As time passed, Boy became increasingly separated from Deptford. His final ties with his past were severed by the death of his father, as Boy had no reason to look back anymore, only forward, only up. His father would never have imagined what Boy would become, for as Dunny states, “Where his looks and style came from I never knew; certainly not from old Doc Staunton… or from his mother.” (Davies 103). Boy changed his religion, much to the distaste of his family, created an empire from sugar and tried his luck in politics. It is through these changes that Boy becomes twice born.
The final character is Paul Dempster, who denied his past very quickly by running away with the circus during his childhood. Paul states, “I was too young for the kind of guilt my father wanted me to feel… I couldn’t stand it” (Davies 251) so he felt he needed to leave and the circus was his first opportunity. He changed his name to Magnus Eisengrim as part of his magic show. Paul had never been back to Deptford since he left and when Dunny asked if he would like him to tell his mother he was alive, his response was, “She is a part of a past that cannot be recovered or changed by anything that I can do now.” (Davies 139) showing that Paul had completely disassociated himself from his past. He was the son of a Baptist minister, he should have grown up to be an example to everyone else in the town of how a person should be, but he became a magician instead. Paul was “…a poetic magician who took himself seriously.” (Davies 192) with an act like no other. It is clear that as soon as Paul ran away with the circus, he became twice born, but throughout his life, he was followed by the blame for his mothers’ madness.
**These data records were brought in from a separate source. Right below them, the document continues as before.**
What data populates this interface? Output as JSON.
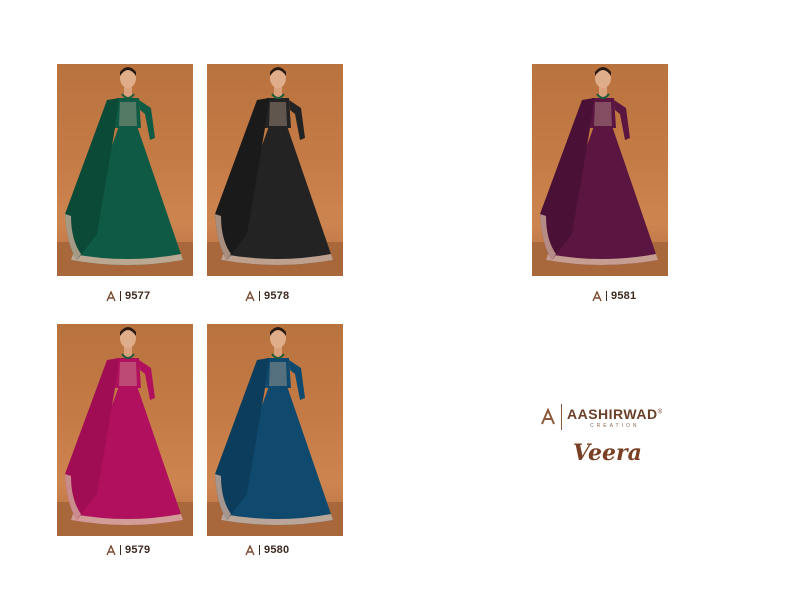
{
  "brand": {
    "name": "AASHIRWAD",
    "trademark": "®",
    "subtitle": "CREATION",
    "logo_icon": "aashirwad-a-logo-icon",
    "colors": {
      "text": "#6b4028",
      "accent": "#7a4025"
    }
  },
  "collection_title": "Veera",
  "catalog": [
    {
      "code": "9577",
      "dress_color": "#0f5a44",
      "dupatta_color": "#0c4a38"
    },
    {
      "code": "9578",
      "dress_color": "#232323",
      "dupatta_color": "#1a1a1a"
    },
    {
      "code": "9581",
      "dress_color": "#5a1540",
      "dupatta_color": "#4a1036"
    },
    {
      "code": "9579",
      "dress_color": "#b0105e",
      "dupatta_color": "#a00d55"
    },
    {
      "code": "9580",
      "dress_color": "#0f4a6e",
      "dupatta_color": "#0c3d5c"
    }
  ],
  "background_color": "#c57b45",
  "trim_color": "#d8b6a0"
}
Finally, by the end of the novel, the characters have come full circle and in a meeting in Dunnys’ office, they discuss the matter of the snowball. Dunny becomes thrice born when he tells the truth about the snowball, relieving a burden that has governed him throughout his life. Dunny has always felt the same boyhood guilt and had finally come to terms with the incident. Paul was also thrice born as when he hears the story, he comes to realize that the blame that was on him as a boy for his mothers’ madness was not truly his. This brings into question, Boy. Did he in fact become thrice born? Any reader would like to believe so, and believe that he killed himself out of guilt, but who can say for sure? He did say, “I wish I could get into a car and drive away from the whole damn thing” (Davies 232) But even as he left, Boy denied remembering the incident of the snowball and said that he did not feel any guilt.
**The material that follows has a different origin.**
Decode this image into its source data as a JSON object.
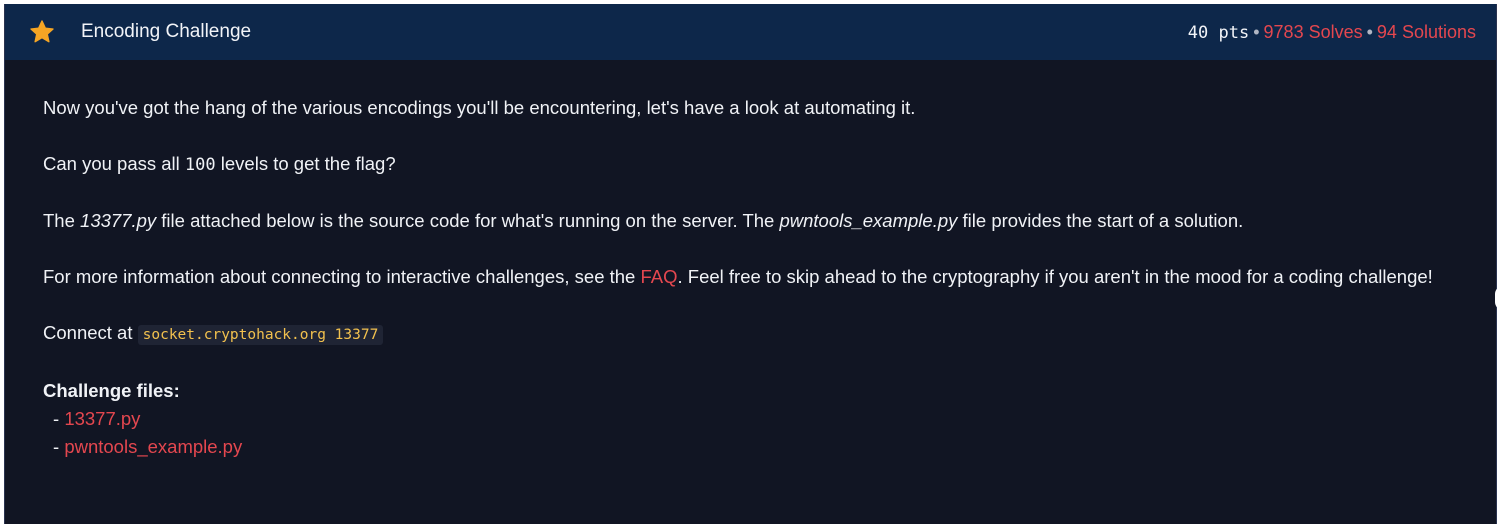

Furthermore as Paul was leaving, he said, “I have everything I need” (Davies 255), was he referring to the story or was he referring to the stone that was in the snowball?In conclusion, the concept of being twice born is the vessel for development of the characters in Fifth Business and is a reoccurring theme throughout the novel. Before the meeting Dunny says, “The cloaks we had wrapped around our essential selves were wearing thin” (Davies 233), suggesting that the concept of ‘twice born’ is not a permanent change but a means to come full circle and revisit their boyhood. During the meeting in Dunnys’ office, Percy says that boys are brutes because they do not know any better, but they grow up to be men, and Dunny replies, “Men who retain something of the brutish boy ” (Davies 254). Boys truly are men in miniature, they can change appearance and their name, but they will always come full circle and realize those brutish boyhood traits in the end.
Davies, Robertson. Fifth Business. Toronto: The Penguin Group, 1970.